Wednesday, January 9, 2008

Vinnie and Abraham, by Dawn Fitzgerald.

Illus. by Catherine Stock

During the Civil War, Vinnie Ream, a young girl of fourteen finds employment at the Post Office but longs to create sculpture. She approaches Clark Mills, a famous sculptor who is impressed by her talent and hires her as his apprentice. Soon she is creating sculptures of congressmen and earns the chance to sculpt Abraham Lincoln. Following Lincoln's assasination, she wins a commission from Congress to create a statue for the Capitol rotunda. This is a remarkable true story of a young girl's talent and perseverance as well as a time period when women were gaining opportunities and recognition.

Grades 3-5


Brucie said...

Second. Here's a well-told story about a young woman who is virtually unknown in history. The illustrations are not geared to use with a large group, but the text should stand alone as a rea-aloud. A nice section called "Resources" lists books and websites. An examination of Vinnie's life could lead to research about other young poeple who have accomplished great things.

daf said...

This is a well told account of a young woman who made a name for herself, when women were not to be noticed. A great story for women's history and for post civil war history. A woman with guts and perserverance. Art teachers need to be made aware of this wonderful book.
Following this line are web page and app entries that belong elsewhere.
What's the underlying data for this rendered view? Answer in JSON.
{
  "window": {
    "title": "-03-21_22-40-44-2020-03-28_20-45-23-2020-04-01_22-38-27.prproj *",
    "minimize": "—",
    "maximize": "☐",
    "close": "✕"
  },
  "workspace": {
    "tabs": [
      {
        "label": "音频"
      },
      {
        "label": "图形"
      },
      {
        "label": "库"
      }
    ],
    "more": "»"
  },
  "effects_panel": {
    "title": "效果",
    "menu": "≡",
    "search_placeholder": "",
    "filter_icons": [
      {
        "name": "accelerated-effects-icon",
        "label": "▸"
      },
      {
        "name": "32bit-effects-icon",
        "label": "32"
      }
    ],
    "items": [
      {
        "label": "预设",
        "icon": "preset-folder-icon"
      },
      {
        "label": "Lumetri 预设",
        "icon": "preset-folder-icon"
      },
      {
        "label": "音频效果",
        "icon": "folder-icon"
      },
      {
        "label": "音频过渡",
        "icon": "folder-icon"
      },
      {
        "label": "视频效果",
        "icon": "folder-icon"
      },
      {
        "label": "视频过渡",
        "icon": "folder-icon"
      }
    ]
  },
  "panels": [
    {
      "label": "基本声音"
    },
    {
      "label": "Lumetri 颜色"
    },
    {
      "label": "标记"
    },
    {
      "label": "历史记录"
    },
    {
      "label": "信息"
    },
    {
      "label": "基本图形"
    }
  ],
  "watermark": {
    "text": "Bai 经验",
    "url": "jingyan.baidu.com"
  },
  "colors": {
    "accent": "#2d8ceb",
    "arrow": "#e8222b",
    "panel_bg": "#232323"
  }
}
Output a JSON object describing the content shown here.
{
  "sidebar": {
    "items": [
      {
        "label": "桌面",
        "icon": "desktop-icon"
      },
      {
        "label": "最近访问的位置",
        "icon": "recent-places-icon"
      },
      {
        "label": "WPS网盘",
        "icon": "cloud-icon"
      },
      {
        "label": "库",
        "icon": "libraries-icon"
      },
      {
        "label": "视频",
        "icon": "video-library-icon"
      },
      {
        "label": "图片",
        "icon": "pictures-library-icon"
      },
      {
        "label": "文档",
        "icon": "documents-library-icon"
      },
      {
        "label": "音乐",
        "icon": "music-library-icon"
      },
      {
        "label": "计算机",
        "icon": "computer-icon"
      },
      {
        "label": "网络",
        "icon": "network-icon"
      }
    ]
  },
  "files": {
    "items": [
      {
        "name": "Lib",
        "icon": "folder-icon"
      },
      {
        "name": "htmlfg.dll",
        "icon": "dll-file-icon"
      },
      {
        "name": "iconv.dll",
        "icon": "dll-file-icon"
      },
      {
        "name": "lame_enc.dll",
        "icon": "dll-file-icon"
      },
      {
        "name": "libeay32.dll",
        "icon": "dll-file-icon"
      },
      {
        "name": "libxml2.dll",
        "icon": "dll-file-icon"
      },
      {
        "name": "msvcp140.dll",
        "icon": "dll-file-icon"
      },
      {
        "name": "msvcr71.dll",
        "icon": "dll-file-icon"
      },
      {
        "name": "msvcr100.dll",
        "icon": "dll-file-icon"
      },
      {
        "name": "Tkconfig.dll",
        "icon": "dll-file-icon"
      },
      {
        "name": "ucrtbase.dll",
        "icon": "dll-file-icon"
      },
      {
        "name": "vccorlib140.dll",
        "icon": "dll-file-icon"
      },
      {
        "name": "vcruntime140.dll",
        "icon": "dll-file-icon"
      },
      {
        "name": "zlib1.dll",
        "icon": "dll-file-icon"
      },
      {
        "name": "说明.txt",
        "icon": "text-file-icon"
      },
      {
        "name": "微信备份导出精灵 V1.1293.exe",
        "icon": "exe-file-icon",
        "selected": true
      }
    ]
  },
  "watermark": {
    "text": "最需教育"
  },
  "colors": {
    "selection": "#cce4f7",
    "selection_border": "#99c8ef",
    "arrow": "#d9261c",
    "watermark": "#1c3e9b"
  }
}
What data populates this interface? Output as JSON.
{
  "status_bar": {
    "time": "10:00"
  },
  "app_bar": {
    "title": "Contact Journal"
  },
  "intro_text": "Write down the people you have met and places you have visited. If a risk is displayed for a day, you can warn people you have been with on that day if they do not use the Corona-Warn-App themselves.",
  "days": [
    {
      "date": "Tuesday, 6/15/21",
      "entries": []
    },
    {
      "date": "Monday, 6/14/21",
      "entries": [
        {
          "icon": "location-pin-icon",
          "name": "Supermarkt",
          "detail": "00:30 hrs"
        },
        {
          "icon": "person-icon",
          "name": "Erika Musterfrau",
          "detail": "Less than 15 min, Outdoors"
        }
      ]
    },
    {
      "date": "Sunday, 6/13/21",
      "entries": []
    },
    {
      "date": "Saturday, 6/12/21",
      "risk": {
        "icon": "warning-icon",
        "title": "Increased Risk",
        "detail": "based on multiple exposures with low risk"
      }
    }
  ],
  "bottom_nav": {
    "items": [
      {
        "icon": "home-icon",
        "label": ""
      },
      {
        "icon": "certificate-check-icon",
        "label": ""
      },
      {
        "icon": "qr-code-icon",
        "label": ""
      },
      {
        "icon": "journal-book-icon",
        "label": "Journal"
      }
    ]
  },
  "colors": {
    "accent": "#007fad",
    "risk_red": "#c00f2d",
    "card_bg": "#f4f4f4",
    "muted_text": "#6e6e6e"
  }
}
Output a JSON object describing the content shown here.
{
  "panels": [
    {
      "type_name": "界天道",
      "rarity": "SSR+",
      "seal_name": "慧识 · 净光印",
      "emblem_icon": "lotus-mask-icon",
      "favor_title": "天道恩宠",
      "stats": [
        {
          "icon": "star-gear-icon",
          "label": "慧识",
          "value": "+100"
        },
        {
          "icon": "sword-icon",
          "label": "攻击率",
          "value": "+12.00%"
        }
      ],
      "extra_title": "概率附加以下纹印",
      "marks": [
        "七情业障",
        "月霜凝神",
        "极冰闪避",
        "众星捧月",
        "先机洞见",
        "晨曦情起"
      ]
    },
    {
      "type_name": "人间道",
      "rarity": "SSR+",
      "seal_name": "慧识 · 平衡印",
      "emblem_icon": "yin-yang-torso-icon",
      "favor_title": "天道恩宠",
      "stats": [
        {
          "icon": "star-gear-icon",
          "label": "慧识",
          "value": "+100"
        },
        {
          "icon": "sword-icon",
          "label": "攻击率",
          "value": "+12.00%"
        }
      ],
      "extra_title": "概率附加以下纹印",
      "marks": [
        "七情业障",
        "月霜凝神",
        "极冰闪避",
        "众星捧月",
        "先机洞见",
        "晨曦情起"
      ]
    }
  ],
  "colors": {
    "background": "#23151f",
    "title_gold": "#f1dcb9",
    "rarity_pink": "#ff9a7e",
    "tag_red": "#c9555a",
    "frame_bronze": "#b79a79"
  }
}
Karen Gavigan said...

Fascinating story that will inspire young female readers escpecially. A great tie-in for history and art classes.